1963 AD Standish
Although the Pemberton seams near the outcrops in the Standish Village area had been worked to a small extent during the late 18th and early 19th centuries, and although a considerable portion of the Pemberton 4ft Seam was worked from the old Robin Hill Pit in the middle of the 19th century, a large tonnage remained of these seams in three belts divided by cross faults between the Shevington Fault on the west and the outcrops on the east.
A boring programme in the late 1940’s and early 1950’s by E. Timmins & Sons Ltd., Runcorn, which cost £5,000, proved the Pemberton Yard, the Pemberton 5ft and the Pemberton 4ft in this area to be of workable thickness and quality. The average gradient was 1 in 5 to the southwest.
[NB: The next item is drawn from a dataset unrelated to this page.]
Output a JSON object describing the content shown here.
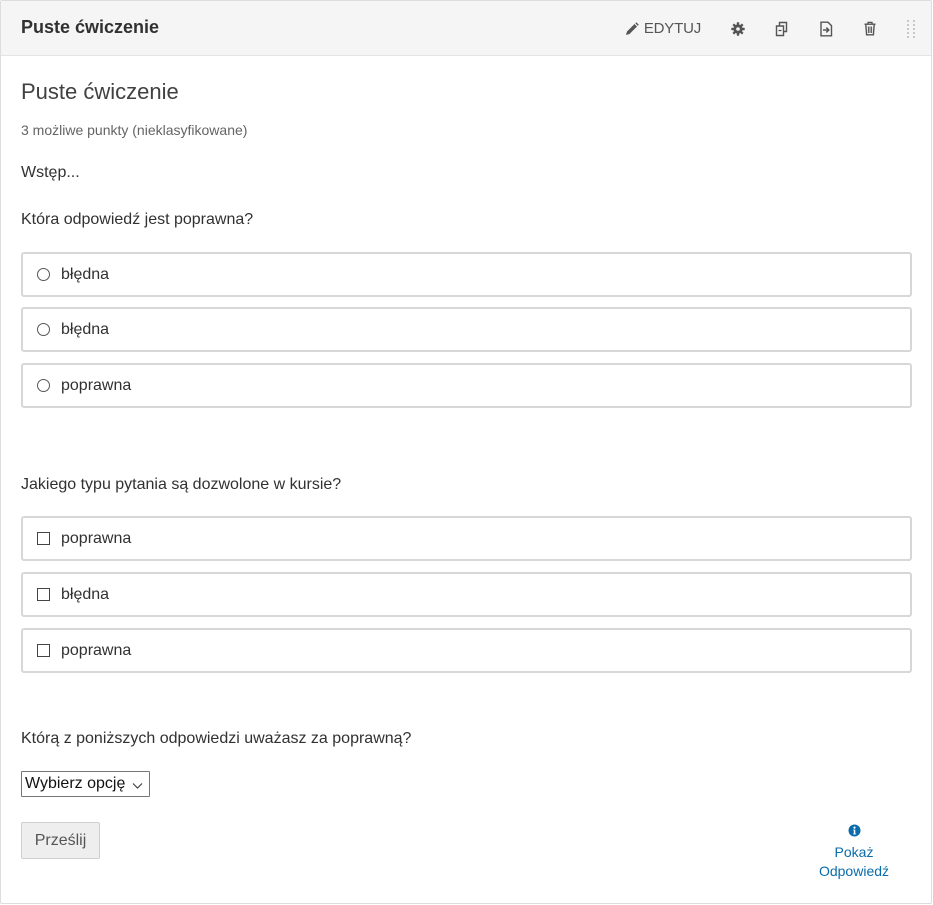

Two drifts were put down the now named Robin Hill Drift Mine to developed the seams, and the old Wigan Coal & Iron Co’s. disused railway track was relaid for 2,400 yards to connect with the existing mineral line near the old Prospect Pits and saleyard.
It was hoped to produce a saleable output of 127,000 tons per annum or 508 tons per day for 20 years from 1952, but due partly to achieving a higher output than this is actually closed on 29th November 1963. The estimated cost of the project was £172,901.
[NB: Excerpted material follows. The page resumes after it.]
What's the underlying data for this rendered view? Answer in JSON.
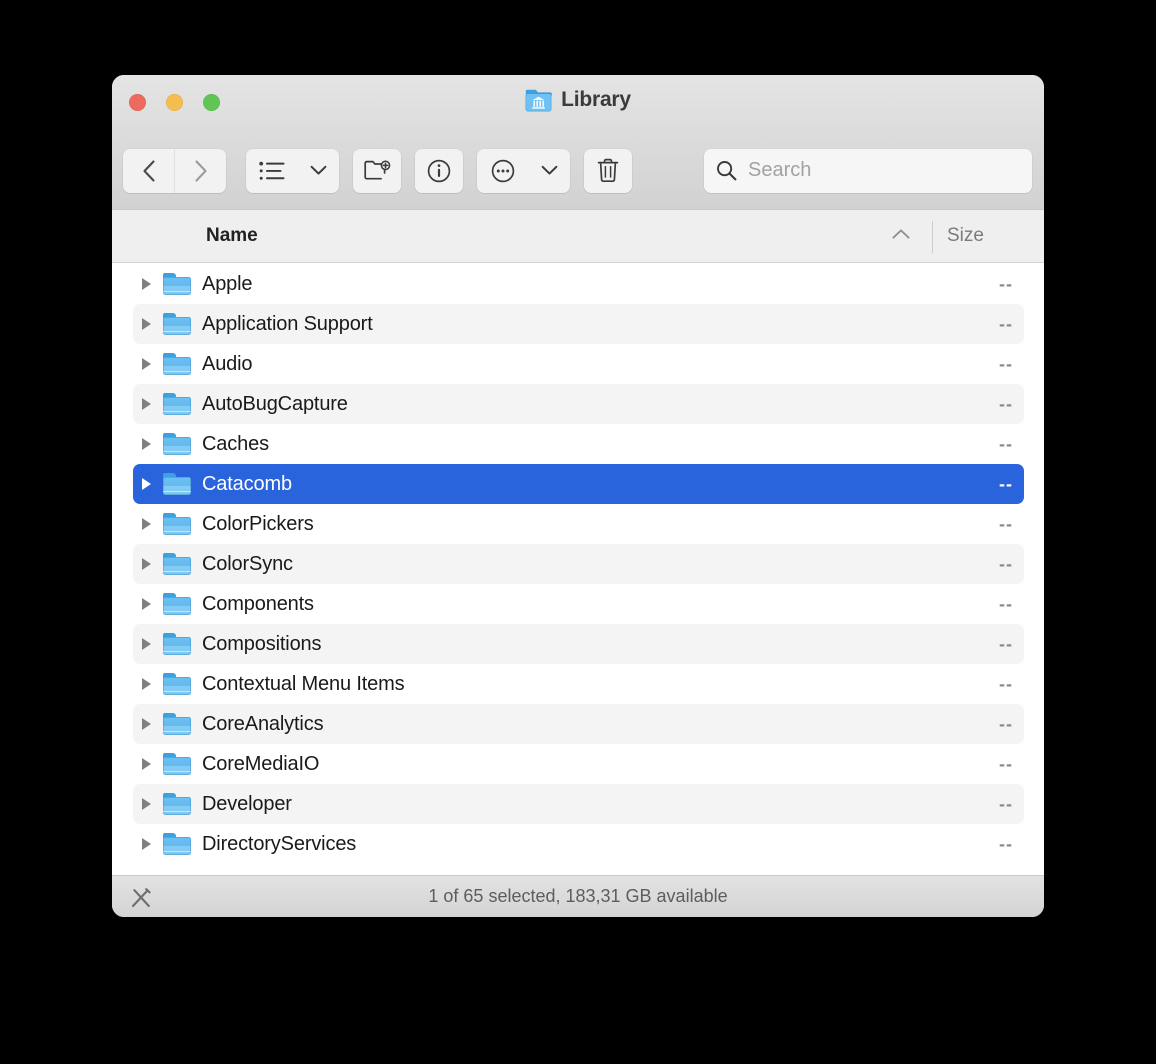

A pithead baths and canteen with facilities for 350 men was constructed
This in later years formed the base around which the Almond Brook Motel (now the Wigan/Standish Moat House) was built.
Once the pit was established outputs rose from 37,131 tons in 1953 and 100,794 tons in 1954 to 200,059 tons in 1957, which seems to have been the peak, as by 1960 it had dropped to 168,793 tons, although it rose again to 175,170 in its final year of 1963, but this was not a complete year, the colliery having ceased production on 29th November.
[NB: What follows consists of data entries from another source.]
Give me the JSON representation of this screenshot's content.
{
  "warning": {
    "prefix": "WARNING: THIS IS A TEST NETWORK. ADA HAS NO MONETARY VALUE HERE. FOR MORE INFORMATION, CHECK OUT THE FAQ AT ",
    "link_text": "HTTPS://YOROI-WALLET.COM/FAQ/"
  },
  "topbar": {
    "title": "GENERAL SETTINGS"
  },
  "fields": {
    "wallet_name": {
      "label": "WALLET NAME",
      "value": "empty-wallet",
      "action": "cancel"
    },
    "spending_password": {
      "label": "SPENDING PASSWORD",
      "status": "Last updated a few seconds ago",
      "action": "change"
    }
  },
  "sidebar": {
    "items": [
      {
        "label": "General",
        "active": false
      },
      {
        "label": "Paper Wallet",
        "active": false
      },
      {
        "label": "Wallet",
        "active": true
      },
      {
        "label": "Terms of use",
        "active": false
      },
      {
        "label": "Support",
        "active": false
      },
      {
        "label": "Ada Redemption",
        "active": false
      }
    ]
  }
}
It was a highly profitable concern, making during its eleven years life a profit of over £1,100,000. There were losses on only the first and third years and these were comparatively small losses. The number of men on the books varied between 436 in 1958 and 384 in 1962. Of these only 36 were employed on the surface.
The main working area at Robin Hill was roughly bounded by a 33 yard fault near the old mineral line in the south, a 73 yard upthrow fault 500 yards north of and parallel to Pepper Lane in the north, the Shevington Fault near Old Pepper Lane in the west, and shallow old workings from Engine Pit near Preston Road in the east.
Robin Hill Drift Mine was the last deep mine to work in Standish. Standish colliers were the equal of colliers anywhere, and in some ways it is a pity the breed has to die out